“… At Lucerne, in Switzerland, is shewn a Model of the Alpine country which encompasses the Lake of the four Cantons. The Spectator ascends a little platform, and sees mountains, lakes, glaciers, rivers, woods, waterfalls, and vallies, with their cottages, and every other object contained in them, lying at his feet; all things being represented in their appropriate colours. It may be easily conceived that this exhibition affords an exquisite delight to the imagination, tempting it to wander at will from valley to valley, from mountain to mountain, through the deepest recesses of the Alps. But it supplies also a more substantial pleasure: for the sublime and beautiful region, with all its hidden treasures, and their bearings and relations to each other, is thereby comprehended and understood at once…

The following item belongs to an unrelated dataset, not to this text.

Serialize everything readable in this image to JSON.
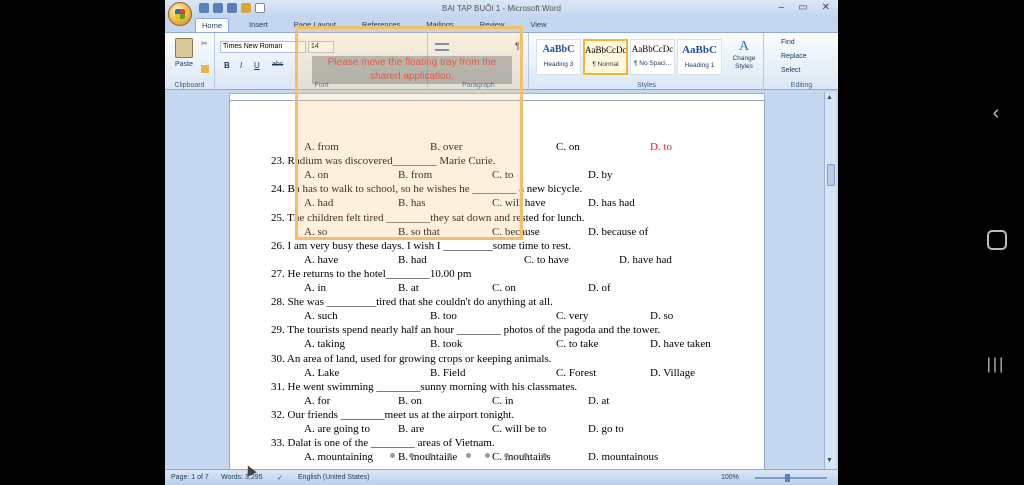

To begin, then, with the main outlines of the country;—- I know not how to give the reader a distinct image of these more readily, than by requesting him to place himself with me, in imagination, upon some given point; let it be the top of either of the mountains, Great Gavel, or Scawfell; or, rather, let us suppose our station to be a cloud hanging midway between those two mountains, at not more than half a mile’s distance from the summit of each, and not many yards above their highest elevation; we shall then see stretched at our feet a number of vallies, not fewer than eight, diverging from the point, on which we are supposed to stand, like spokes from the nave of a wheel… In the vale of Keswick, at the same period, the sun sets over the humbler regions of the landscape, and showers down upon them the radiance which at once veils and glorifies,—- sending forth, meanwhile, broad streams of rosy, crimson, purple, or golden light, towards the grand mountains in the south and south-east, which, thus illuminated, with all their projections and cavities, and with an intermixture of solemn shadows, are seen distinctly through a cool and clear atmosphere…”

Second image: Portrait, oil on canvas, by Henry William Pickersgill circa 1850; National Portrait Gallery, London